■ Listed entries:
== Segment start ==

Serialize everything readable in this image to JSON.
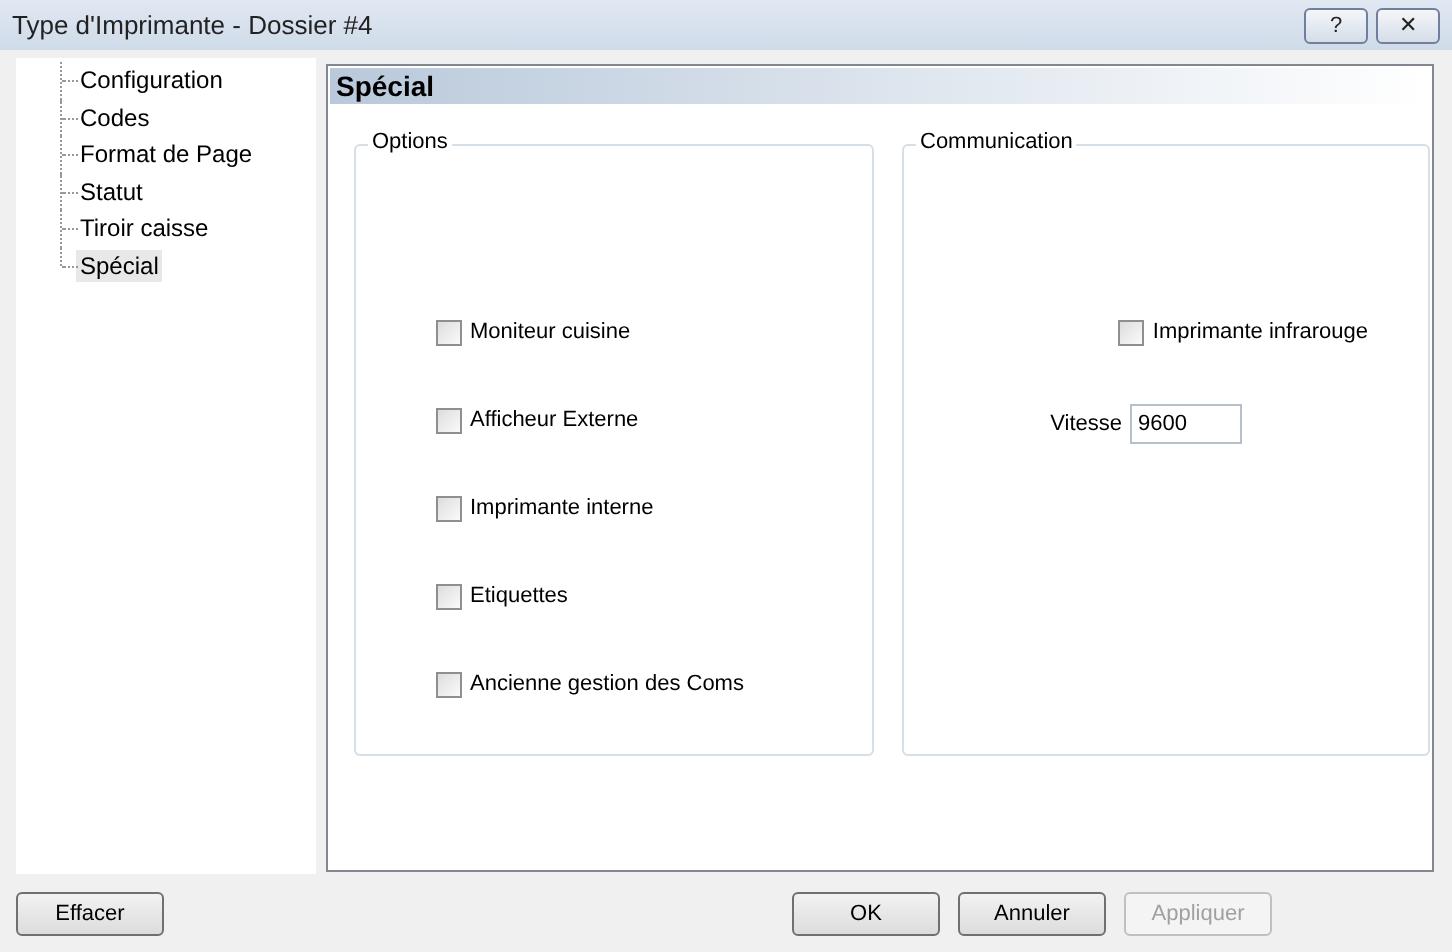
{
  "window": {
    "title": "Type d'Imprimante - Dossier #4",
    "controls": [
      "?",
      "✕"
    ]
  },
  "tree": {
    "items": [
      {
        "label": "Configuration",
        "selected": false
      },
      {
        "label": "Codes",
        "selected": false
      },
      {
        "label": "Format de Page",
        "selected": false
      },
      {
        "label": "Statut",
        "selected": false
      },
      {
        "label": "Tiroir caisse",
        "selected": false
      },
      {
        "label": "Spécial",
        "selected": true
      }
    ]
  },
  "panel": {
    "title": "Spécial",
    "groups": [
      {
        "title": "Options",
        "items": [
          {
            "kind": "checkbox",
            "label": "Moniteur cuisine",
            "checked": false
          },
          {
            "kind": "checkbox",
            "label": "Afficheur Externe",
            "checked": false
          },
          {
            "kind": "checkbox",
            "label": "Imprimante interne",
            "checked": false
          },
          {
            "kind": "checkbox",
            "label": "Etiquettes",
            "checked": false
          },
          {
            "kind": "checkbox",
            "label": "Ancienne gestion des Coms",
            "checked": false
          }
        ]
      },
      {
        "title": "Communication",
        "items": [
          {
            "kind": "checkbox",
            "label": "Imprimante infrarouge",
            "checked": false
          },
          {
            "kind": "field",
            "label": "Vitesse",
            "value": "9600"
          }
        ]
      }
    ]
  },
  "buttons": [
    {
      "label": "Effacer",
      "disabled": false
    },
    {
      "label": "OK",
      "disabled": false
    },
    {
      "label": "Annuler",
      "disabled": false
    },
    {
      "label": "Appliquer",
      "disabled": true
    }
  ]
}
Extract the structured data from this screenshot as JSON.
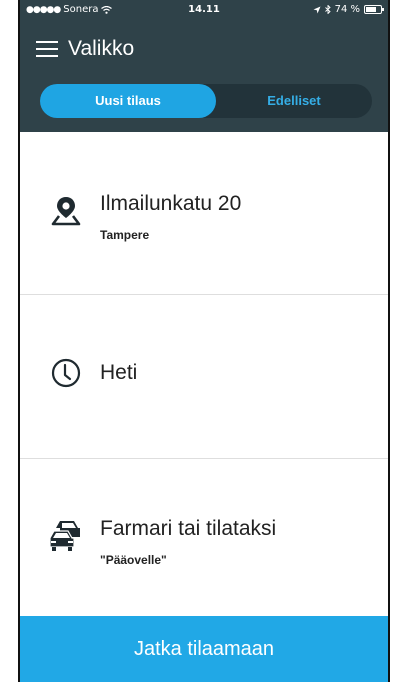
{
  "status_bar": {
    "signal": "●●●●●",
    "carrier": "Sonera",
    "time": "14.11",
    "battery": "74 %"
  },
  "header": {
    "menu_label": "Valikko",
    "tabs": [
      {
        "label": "Uusi tilaus",
        "active": true
      },
      {
        "label": "Edelliset",
        "active": false
      }
    ]
  },
  "rows": {
    "location": {
      "title": "Ilmailunkatu 20",
      "subtitle": "Tampere",
      "icon": "location-pin-icon"
    },
    "time": {
      "title": "Heti",
      "icon": "clock-icon"
    },
    "vehicle": {
      "title": "Farmari tai tilataksi",
      "subtitle": "\"Pääovelle\"",
      "icon": "cars-icon"
    }
  },
  "cta": {
    "label": "Jatka tilaamaan"
  },
  "colors": {
    "header_bg": "#2f4249",
    "accent": "#1fa5e3",
    "inactive_tab_text": "#35aee6"
  }
}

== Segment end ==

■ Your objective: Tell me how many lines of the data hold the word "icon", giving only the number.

■ Answer to this exercise: 3